And there is something about these nights in this hut, with the candles flickering in the dark and the scent of the pine boughs wafting down from the sukkah roof, that seems to slow time and deepen conversation.
You like a holiday you can share with non-Jewish friends?
Non-Jews go wild for Sukkot. That weird thing being built on the deck, the carrying out of food out every night, the dinners eaten while wearing coats and hats—our friends and neighbors can’t get enough of it.
The neighbors, including their children (see above), are so taken with the holiday that we set aside an annual night in the sukkah for as many of them as we can squeeze in. One neighbor and his teenage son help my husband build the sukkah every year. Any year now these people are going to start asking why we don’t get a lulov and etrog.
All of this would be more than enough to cement Sukkot’s standing as a kingpin Jewish holiday. Dayenu, so to speak.
But that’s not all.
Sukkot is foolproof.
There is no weather condition that can ruin it, no outdoor dining crisis that can derail it. No matter what happens, Sukkot just ends up being different kinds of wonderful.
The temperature has dipped below freezing? So much the better. You and your friends will sit outside in down parkas, wrap your hands around steaming bowls of pumpkin soup and marvel at how you somehow feel warm.
Is it raining? Excellent. How often do you get to eat dinner in a light rain?

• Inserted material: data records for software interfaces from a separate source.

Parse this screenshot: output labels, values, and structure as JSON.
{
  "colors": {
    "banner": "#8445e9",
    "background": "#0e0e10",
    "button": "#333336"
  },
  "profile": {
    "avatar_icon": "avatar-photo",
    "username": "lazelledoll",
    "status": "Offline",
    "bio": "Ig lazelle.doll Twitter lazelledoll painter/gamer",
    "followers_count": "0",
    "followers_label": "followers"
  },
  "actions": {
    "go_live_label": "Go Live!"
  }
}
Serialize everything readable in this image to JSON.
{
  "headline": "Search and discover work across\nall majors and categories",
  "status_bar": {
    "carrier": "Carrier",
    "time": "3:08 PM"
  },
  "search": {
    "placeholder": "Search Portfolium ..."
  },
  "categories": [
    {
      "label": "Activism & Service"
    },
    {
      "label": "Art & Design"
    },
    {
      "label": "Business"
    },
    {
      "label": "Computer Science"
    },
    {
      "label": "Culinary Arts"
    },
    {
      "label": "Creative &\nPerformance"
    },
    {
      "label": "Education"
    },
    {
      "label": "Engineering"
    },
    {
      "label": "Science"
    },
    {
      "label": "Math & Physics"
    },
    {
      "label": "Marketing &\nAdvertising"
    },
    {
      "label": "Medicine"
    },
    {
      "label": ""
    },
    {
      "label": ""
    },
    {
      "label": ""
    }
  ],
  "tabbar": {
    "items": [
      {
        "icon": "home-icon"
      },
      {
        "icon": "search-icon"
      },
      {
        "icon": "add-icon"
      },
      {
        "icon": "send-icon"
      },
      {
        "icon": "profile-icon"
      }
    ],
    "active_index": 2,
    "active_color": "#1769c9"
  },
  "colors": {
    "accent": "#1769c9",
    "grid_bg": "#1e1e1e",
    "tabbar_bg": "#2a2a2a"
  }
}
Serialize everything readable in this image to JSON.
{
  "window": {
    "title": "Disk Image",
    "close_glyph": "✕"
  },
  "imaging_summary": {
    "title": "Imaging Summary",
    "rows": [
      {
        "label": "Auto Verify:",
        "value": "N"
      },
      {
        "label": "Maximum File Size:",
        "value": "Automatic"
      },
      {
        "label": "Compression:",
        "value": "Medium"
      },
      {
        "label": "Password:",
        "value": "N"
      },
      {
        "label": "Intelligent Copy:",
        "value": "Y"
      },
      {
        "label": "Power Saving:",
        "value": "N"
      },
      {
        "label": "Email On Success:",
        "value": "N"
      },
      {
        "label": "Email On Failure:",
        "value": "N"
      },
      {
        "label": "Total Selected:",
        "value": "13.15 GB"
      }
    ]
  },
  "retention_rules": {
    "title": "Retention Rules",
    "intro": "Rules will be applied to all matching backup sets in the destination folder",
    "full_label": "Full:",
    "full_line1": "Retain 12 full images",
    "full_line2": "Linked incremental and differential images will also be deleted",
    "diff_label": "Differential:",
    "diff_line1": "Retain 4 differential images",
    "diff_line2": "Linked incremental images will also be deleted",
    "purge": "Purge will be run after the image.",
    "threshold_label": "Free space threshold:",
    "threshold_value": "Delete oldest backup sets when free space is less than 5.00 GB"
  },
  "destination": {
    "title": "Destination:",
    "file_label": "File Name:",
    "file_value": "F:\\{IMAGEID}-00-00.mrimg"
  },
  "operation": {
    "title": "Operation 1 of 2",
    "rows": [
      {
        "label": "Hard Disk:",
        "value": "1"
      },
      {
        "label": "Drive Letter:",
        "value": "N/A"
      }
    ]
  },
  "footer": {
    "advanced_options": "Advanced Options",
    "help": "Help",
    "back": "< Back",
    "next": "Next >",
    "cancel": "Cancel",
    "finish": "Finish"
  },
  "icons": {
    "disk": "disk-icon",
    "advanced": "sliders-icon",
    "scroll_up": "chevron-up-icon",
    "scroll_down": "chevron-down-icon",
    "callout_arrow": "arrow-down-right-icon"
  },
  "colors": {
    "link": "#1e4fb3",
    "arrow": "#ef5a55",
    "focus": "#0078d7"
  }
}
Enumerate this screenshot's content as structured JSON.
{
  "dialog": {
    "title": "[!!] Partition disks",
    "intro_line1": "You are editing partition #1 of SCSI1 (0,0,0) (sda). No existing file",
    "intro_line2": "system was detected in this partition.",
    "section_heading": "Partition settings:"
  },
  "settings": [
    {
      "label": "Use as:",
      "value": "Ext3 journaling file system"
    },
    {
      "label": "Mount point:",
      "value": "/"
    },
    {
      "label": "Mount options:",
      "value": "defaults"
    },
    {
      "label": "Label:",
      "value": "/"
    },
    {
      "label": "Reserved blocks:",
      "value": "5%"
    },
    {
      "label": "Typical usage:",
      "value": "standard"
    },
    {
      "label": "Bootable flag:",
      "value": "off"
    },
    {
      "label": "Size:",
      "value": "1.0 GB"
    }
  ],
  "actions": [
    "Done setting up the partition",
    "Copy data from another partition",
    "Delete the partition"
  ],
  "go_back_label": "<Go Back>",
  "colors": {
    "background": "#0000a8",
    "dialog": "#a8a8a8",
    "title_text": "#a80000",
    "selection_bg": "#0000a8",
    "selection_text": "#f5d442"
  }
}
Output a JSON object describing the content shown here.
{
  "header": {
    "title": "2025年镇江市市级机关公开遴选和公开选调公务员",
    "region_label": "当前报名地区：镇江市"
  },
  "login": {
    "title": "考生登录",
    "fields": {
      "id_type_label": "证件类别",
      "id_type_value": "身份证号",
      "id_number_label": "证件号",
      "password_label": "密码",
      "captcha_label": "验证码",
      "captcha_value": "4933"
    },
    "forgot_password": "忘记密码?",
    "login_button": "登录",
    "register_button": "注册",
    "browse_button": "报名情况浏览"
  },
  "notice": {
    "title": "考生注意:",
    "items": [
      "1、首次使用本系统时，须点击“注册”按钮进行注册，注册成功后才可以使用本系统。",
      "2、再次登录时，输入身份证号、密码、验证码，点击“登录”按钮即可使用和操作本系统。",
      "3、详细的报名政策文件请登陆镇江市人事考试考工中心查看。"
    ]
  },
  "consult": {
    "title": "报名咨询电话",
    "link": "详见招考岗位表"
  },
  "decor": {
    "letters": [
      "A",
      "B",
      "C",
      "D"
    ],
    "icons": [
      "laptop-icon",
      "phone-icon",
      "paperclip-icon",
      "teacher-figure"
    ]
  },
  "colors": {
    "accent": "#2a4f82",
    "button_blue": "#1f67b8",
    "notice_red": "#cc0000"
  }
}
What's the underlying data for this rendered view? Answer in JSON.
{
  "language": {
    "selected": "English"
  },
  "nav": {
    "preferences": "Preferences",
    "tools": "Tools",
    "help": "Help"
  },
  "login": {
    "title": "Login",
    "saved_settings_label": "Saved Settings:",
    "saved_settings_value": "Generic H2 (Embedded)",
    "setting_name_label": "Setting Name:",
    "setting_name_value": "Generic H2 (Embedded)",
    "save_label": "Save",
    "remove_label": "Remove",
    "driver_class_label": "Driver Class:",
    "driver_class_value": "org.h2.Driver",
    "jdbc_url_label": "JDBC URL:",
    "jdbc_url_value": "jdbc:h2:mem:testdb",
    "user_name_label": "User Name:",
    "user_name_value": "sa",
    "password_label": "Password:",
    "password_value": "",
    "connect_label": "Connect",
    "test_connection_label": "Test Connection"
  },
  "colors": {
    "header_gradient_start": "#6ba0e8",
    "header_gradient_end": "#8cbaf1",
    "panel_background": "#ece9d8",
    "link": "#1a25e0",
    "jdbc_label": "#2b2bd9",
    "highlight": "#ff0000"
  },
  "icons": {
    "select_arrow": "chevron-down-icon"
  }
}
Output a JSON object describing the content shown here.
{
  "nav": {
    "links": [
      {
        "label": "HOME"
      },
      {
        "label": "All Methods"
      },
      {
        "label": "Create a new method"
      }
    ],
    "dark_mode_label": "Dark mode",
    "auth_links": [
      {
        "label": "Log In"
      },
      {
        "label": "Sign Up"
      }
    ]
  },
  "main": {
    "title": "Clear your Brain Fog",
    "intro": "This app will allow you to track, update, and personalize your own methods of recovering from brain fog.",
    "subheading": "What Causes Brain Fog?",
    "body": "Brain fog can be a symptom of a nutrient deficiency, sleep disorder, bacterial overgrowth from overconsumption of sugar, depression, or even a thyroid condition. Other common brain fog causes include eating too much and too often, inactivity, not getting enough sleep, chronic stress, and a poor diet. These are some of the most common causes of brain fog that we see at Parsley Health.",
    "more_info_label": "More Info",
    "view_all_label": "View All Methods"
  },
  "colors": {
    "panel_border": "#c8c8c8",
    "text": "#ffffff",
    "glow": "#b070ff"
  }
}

And if it’s a heavy rain and you have to bail and everyone starts grabbing platters, laughing as they come inside soaking wet and opening another bottle of wine, that’s just another kind of excellent.
Did a raccoon wander into the sukkah and start brushing against unsuspecting guests’ feet under the table, at least until your daughter points this out and sparks a mass rush for the sukkah exit, as happened one year at our cousins’ sukkah?
What a great story! You’ll be telling it for years, as we still are.
We have had wind so fierce it pushed the sukkah partway across the deck. We have had rainstorms that formed mini-lakes in the tarp we unwisely tossed over the sukkah roof —don’t do this — and nearly dragged the sukkah down.
It was still wonderful.
And if the night is warm and the stars are out and the cicadas are singing and it’s all so perfect that your throat tightens — well, that’s okay, too.
Still on the sukkah fence? Listen:
You don’t have to worry about what to serve. In a sukkah, everything tastes wonderful.
You don’t have to worry about how your house looks—or even clean it. You are in your sukkah, and it looks great.
And what an entertainment bonanza! With 8 nights, you can have a different group and a different vibe in your sukkah every night.
Apologies to apartment dwellers who don’t have space to build a sukkah. But if you ever have a patch of yard or a deck, consider it. And watch Sukkot roll up its sleeves, flex its biceps and work its miracles.
Barbara Brotman is a former reporter and columnist for the Chicago Tribune.